The saddest part of this tale: hearing Burns’ father, David, describe his prison visits. (Burns, serving a life sentence without possibility of parole, has exhausted all his appeals.) The strangest part: the way James Jude Konat, like all the prosecutors in this series, was so happy to perform for the camera, more game-show host than lawyer.

It feels obscene to move on, but move on I must. W1A (18 September, 10pm) is enjoying a bewilderingly long life (this is series three). Is the joke still funny? I think it’s wearing thin, though this may be born of my own recent encounter with the BBC’s bizarre machinery (humiliating, in a word).

Siobhan Sharpe (Jessica Hynes) and her team of media morons have been bought by a Dutch company, Fun, where good ideas are celebrated with silent discos.

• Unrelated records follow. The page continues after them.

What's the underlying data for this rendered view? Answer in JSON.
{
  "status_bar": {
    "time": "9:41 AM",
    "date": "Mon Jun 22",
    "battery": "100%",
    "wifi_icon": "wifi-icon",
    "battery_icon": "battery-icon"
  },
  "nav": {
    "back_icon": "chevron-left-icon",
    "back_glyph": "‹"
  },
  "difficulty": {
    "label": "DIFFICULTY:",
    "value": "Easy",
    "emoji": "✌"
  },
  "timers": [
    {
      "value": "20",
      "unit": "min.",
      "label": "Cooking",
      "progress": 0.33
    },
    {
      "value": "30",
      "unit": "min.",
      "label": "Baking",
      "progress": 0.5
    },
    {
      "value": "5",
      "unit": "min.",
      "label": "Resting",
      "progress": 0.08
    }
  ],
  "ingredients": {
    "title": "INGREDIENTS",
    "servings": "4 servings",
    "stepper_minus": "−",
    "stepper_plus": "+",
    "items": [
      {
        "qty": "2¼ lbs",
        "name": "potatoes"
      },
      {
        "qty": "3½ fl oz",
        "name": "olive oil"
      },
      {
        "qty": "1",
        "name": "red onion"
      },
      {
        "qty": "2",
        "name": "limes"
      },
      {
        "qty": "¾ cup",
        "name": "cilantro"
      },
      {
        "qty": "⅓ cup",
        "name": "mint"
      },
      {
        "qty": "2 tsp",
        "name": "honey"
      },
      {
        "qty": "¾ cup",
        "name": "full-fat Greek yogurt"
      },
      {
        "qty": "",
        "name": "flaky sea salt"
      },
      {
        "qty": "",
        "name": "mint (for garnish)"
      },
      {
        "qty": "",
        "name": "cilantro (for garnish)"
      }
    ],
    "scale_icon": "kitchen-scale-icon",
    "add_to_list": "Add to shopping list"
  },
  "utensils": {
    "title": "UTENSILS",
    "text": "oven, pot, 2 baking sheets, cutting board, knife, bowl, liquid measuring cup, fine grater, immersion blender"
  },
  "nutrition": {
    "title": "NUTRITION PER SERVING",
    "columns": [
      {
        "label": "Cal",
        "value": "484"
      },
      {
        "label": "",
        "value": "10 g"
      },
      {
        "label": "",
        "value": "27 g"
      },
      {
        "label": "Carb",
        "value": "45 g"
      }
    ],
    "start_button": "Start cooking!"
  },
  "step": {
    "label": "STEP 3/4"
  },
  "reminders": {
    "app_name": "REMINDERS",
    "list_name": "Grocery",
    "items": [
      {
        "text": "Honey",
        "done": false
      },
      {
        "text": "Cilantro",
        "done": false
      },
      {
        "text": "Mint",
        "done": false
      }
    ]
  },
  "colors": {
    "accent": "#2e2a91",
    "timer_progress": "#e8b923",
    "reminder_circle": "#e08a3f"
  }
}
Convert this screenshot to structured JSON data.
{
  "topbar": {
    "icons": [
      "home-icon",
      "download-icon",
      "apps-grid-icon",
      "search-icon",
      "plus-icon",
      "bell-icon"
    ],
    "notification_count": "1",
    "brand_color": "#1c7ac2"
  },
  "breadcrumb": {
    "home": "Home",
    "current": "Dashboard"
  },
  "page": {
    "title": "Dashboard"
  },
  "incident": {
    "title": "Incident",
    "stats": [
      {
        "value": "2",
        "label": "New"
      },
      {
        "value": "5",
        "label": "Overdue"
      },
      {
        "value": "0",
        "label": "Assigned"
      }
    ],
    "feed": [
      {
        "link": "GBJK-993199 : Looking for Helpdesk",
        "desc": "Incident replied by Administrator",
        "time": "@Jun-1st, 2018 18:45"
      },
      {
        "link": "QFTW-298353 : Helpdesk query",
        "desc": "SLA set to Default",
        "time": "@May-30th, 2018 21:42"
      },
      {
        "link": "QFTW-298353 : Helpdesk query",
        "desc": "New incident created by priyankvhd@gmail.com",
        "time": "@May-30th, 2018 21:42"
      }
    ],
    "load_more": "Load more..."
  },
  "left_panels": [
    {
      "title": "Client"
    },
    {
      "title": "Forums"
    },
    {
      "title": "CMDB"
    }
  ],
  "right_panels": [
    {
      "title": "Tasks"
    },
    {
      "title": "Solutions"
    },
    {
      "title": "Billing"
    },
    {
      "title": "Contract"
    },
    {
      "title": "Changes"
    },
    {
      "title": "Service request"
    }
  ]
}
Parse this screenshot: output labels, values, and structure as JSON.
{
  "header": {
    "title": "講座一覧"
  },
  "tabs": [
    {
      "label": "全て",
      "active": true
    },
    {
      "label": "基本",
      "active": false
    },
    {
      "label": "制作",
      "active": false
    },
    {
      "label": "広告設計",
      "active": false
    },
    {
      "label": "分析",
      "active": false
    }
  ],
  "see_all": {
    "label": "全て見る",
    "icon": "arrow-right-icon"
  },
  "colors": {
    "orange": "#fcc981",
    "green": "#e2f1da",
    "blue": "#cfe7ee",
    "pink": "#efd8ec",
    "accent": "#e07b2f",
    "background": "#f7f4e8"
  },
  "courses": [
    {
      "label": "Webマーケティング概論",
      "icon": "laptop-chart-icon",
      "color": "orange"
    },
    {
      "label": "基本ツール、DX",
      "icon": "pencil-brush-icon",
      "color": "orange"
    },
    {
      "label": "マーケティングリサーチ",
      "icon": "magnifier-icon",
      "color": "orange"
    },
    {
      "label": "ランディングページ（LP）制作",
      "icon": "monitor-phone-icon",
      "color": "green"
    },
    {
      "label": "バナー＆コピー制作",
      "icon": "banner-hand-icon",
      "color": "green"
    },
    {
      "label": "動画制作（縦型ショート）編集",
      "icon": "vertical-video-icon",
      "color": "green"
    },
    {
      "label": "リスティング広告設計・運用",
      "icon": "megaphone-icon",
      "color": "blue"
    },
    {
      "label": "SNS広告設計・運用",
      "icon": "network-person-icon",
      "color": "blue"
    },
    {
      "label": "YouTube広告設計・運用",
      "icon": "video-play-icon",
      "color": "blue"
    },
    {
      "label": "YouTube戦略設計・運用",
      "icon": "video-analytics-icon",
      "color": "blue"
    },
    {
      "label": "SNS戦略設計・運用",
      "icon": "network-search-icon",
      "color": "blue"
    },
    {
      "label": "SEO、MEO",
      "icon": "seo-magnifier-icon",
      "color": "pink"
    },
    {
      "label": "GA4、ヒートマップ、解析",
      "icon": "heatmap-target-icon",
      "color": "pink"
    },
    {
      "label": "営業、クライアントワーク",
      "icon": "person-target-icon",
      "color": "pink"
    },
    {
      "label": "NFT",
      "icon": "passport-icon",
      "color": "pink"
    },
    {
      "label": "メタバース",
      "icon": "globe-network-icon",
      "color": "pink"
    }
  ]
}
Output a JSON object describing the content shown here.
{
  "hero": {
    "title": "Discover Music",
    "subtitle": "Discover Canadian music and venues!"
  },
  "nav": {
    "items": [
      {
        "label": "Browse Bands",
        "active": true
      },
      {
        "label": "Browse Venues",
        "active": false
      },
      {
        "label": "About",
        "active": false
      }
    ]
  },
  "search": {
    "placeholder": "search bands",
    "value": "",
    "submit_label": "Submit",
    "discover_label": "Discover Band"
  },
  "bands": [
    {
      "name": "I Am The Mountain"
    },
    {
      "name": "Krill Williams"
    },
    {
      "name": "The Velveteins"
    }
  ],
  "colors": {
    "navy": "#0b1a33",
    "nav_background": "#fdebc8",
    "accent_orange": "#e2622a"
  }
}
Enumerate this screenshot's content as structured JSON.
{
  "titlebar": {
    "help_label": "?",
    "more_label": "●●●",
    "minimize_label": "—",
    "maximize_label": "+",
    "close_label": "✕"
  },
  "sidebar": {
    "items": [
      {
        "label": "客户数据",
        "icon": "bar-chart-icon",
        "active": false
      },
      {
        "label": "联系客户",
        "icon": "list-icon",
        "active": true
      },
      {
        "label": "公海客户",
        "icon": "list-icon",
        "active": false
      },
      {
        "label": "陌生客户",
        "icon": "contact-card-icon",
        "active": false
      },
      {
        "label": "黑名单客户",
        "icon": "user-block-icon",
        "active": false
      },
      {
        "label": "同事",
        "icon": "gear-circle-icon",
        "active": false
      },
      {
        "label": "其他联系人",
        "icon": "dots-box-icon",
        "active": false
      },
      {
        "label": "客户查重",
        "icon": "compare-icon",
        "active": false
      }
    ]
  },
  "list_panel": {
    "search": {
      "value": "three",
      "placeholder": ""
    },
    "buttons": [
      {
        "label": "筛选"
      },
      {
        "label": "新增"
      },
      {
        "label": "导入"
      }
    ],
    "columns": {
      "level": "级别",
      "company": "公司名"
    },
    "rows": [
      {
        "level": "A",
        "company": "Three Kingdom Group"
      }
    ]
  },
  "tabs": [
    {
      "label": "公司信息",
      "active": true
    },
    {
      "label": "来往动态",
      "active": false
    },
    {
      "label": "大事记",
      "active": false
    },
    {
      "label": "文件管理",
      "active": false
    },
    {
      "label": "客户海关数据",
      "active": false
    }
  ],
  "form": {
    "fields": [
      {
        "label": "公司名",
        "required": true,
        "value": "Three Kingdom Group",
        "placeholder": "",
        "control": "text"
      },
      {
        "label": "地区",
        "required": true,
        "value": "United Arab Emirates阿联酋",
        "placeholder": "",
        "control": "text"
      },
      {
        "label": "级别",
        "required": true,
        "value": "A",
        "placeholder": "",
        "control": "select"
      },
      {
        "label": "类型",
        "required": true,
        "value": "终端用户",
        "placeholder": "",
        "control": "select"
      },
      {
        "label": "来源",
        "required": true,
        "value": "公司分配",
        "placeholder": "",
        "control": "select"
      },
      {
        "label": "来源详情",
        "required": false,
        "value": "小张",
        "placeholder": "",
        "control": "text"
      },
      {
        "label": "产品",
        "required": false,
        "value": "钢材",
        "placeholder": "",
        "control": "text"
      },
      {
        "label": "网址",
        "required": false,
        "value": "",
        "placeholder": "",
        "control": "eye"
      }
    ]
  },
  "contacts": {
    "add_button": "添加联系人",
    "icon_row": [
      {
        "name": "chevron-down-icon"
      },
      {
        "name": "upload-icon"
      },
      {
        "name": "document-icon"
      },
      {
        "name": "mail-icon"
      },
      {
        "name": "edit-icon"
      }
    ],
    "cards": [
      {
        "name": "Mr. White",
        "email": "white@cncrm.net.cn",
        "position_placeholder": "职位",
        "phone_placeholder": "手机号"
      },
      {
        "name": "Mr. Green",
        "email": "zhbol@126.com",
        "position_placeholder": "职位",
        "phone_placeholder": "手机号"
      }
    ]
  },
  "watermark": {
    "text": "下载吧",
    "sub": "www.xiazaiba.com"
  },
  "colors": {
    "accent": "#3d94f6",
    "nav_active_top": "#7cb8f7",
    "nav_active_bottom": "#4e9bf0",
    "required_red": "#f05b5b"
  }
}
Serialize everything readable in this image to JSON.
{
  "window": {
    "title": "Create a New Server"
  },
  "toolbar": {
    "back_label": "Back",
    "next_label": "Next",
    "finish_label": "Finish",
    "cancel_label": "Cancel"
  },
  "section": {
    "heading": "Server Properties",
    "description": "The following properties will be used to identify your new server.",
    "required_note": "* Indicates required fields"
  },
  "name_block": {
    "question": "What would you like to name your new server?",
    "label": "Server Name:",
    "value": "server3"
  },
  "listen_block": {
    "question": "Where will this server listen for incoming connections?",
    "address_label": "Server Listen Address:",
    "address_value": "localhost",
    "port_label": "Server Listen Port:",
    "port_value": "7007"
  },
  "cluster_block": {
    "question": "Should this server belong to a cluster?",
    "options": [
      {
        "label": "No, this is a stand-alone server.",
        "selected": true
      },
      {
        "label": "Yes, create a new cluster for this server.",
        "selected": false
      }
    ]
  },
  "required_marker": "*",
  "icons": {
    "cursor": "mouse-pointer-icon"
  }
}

One idea is a YouTube-style platform, BBC Me. Meanwhile, Ian Fletcher (Hugh Bonneville) is helming – nice BBC word – a group that will deliver the corporation’s “More of Less Initiative”, and a cross-dressing footballer has successfully plonked his bum on the Match of the Day sofa. Business as usual, in other words. 

Rachel Cooke trained as a reporter on The Sunday Times. She is now a writer at The Observer. In the 2006 British Press Awards, she was named Interviewer of the Year.

This article first appeared in the 21 September 2017 issue of the New Statesman, The revenge of the left